Thursday, May 15, 2014
My story, my dream
Candice Owley, an AFT VP, stopped me in the hall in Baltimore the other day. She wanted to introduce me to the lunchtime speaker. She said the speaker and I were both story tellers and then said some nice things about my blog. When Candice introduced the speaker to the gathering, she dropped my name into the intro, retelling our conversation in the hall. She didn't have to do that, but she did, and it was a great sign of respect.
If anything sums up the last week in Baltimore for me, that is it.
Respect is the one universal we all want and we all deserve. We don't always get it at work, at home, or in the community, but at a conference like last week, we certainly do.

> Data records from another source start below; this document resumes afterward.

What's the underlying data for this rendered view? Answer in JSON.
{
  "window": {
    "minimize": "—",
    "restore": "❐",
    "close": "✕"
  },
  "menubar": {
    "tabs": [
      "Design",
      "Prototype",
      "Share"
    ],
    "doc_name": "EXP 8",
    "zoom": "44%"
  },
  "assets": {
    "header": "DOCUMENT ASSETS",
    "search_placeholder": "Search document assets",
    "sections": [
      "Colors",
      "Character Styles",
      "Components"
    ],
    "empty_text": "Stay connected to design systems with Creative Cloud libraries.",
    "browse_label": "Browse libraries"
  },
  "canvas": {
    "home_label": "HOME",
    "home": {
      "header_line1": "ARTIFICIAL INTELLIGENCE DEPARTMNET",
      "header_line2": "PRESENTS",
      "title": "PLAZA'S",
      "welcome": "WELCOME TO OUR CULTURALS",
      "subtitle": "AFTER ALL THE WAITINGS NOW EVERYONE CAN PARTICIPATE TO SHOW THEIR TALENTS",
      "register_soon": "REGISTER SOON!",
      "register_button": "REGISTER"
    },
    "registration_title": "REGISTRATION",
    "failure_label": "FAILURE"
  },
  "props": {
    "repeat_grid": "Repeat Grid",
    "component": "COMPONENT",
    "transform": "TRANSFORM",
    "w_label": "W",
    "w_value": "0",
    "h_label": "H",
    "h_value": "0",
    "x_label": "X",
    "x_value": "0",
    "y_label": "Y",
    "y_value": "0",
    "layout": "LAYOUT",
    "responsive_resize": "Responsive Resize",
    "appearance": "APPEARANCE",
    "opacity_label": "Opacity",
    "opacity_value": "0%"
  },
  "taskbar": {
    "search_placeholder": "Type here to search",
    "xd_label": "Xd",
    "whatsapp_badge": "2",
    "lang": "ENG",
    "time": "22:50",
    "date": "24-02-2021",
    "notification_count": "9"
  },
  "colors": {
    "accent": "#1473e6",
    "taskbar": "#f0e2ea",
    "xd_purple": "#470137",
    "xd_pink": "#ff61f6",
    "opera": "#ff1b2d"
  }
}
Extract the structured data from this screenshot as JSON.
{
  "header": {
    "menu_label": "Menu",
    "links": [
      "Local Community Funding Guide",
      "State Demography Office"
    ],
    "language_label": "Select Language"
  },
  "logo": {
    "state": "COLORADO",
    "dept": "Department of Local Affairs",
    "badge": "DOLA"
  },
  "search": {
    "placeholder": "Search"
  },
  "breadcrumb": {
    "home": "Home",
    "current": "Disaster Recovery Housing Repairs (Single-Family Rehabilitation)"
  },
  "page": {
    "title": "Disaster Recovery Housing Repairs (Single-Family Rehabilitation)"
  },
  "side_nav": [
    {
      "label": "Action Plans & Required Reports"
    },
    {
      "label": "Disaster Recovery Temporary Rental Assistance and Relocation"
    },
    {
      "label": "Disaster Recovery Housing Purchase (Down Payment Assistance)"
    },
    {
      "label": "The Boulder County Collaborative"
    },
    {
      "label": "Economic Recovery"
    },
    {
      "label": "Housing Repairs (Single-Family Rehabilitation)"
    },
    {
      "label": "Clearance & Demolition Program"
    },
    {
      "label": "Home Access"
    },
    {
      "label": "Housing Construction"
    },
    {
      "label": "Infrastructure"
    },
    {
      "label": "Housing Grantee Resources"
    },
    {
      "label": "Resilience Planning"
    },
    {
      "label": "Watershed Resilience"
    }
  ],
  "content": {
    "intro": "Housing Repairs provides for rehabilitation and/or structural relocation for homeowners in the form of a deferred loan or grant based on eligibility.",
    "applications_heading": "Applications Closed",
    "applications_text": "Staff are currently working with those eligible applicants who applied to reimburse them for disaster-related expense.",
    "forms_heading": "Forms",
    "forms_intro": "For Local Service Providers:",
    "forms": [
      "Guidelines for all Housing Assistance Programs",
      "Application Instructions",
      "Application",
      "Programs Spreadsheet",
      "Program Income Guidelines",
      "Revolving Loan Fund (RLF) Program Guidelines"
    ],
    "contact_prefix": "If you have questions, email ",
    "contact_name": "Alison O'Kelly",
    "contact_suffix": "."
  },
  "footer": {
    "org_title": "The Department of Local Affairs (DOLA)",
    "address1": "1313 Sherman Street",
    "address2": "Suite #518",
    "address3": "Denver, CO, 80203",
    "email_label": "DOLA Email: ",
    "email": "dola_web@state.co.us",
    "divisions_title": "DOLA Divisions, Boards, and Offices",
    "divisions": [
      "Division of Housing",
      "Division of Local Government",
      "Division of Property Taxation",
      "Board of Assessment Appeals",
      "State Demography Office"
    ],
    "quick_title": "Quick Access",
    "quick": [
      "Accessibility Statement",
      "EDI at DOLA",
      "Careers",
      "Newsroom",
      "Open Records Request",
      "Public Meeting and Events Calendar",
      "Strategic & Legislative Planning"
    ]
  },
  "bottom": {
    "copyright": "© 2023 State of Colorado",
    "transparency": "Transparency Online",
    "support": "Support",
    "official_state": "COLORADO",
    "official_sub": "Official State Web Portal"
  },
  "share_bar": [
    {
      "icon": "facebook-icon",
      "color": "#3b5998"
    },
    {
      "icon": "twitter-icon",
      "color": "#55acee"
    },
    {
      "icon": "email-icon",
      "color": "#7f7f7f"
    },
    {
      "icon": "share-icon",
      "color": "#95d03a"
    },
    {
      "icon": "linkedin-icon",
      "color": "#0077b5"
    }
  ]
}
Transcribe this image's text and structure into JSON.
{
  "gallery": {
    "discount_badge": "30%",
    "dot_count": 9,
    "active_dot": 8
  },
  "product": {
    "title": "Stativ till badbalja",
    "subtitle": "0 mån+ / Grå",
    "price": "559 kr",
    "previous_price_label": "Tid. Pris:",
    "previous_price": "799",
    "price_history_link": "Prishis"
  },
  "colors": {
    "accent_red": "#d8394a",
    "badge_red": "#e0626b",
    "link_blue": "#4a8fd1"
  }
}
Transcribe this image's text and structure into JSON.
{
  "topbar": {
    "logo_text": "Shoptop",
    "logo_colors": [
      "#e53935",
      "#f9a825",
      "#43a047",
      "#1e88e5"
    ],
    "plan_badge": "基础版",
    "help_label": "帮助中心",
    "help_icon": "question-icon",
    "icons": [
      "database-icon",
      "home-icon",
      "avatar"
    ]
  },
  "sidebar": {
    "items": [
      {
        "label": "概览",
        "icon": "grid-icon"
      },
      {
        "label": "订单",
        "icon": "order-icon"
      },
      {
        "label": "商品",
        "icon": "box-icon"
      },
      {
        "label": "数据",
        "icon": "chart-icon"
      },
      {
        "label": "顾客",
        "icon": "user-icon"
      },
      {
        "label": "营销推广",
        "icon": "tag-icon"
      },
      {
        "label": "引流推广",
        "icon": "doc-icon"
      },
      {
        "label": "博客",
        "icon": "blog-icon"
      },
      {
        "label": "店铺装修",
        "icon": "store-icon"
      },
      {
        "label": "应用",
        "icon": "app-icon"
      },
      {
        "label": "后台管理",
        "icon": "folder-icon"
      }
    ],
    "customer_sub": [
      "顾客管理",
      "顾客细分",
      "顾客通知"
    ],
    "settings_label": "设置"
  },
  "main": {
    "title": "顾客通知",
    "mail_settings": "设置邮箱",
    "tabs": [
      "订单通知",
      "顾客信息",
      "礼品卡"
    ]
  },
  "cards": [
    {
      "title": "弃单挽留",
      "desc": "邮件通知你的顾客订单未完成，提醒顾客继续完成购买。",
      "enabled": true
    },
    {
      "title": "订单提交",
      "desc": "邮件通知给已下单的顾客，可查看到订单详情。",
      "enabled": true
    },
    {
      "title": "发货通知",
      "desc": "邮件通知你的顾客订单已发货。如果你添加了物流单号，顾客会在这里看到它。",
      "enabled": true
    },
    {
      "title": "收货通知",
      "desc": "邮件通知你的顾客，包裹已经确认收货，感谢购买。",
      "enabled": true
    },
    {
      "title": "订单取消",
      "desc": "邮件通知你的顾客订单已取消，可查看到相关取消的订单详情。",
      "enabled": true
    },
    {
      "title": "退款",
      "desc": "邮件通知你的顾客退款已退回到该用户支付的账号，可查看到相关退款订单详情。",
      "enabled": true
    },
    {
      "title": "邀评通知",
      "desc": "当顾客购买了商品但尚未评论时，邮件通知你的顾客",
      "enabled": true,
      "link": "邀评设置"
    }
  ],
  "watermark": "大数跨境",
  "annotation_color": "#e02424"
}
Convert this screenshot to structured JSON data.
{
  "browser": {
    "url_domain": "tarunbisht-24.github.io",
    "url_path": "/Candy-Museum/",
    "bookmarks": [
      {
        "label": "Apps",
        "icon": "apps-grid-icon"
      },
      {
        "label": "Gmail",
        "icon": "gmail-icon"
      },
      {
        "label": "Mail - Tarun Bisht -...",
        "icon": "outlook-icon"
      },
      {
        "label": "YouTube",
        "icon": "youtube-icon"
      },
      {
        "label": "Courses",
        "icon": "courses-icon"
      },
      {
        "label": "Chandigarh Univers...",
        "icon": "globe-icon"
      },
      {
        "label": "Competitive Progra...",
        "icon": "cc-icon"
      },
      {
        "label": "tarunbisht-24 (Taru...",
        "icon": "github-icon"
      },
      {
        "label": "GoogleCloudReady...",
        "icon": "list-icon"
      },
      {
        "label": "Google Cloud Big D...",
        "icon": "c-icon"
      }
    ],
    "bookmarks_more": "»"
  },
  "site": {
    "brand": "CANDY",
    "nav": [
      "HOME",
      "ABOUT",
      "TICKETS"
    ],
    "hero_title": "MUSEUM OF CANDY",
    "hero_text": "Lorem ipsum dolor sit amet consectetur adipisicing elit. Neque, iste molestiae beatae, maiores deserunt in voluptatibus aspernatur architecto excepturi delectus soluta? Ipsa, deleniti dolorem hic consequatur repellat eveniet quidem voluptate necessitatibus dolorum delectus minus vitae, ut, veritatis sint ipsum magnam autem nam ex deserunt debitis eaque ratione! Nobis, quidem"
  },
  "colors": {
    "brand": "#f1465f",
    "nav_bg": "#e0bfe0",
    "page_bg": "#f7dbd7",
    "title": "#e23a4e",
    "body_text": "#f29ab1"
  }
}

I returned Saturday night from 5 exhausting but wonderful days in Baltimore representing my members.
What were the highlights?
I should tell you about the educational opportunities and the chances to make and renew contacts which will both enhance my practice and my ability to lead the Backus nurses.
I should, and all that is true, but those are not the highlights.
The highlights are seeing my nurses grow and accept a leadership role, not just on the Local level, not just on the state level, but on the national level.
Being able to introduce Dave, one of our newer delegates, who just took over as newsletter editor, to Adrien Coles, editor of our national magazine, and then to have her ask if she could interview him for an article.
To have President Randi Weingarten take the time to have a conversation with Melissa, our VP.
To have Francine Lawrence, AFT Executive VP, spot me at the president's reception, and cross the room to discuss a conference call next week that is a followup for the small union task force.
The late night "team building", that at one point had me laughing so hard I had low back spasms.
The baseball game with Harry, Steve and Dave.
The hour long conversation with Harry Rodriguez on the plane trip down and Melissa Hunter on the trip home, both similar in their theme of our hopes and plans for the future of our union.
The late night heart to heart with Ole about life, family, and the labor movement.
It was a week of respect, and that is what drives our movement, the belief that we should live in a world where all workers are respected, where they receive a living wage, not dependent on their gender, free of discrimination, in a safe work environment, without child labor, with quality public education, and with the ability to retire in dignity.
If I am a dreamer, if I am a story teller, then let that be my dream, let that be my story.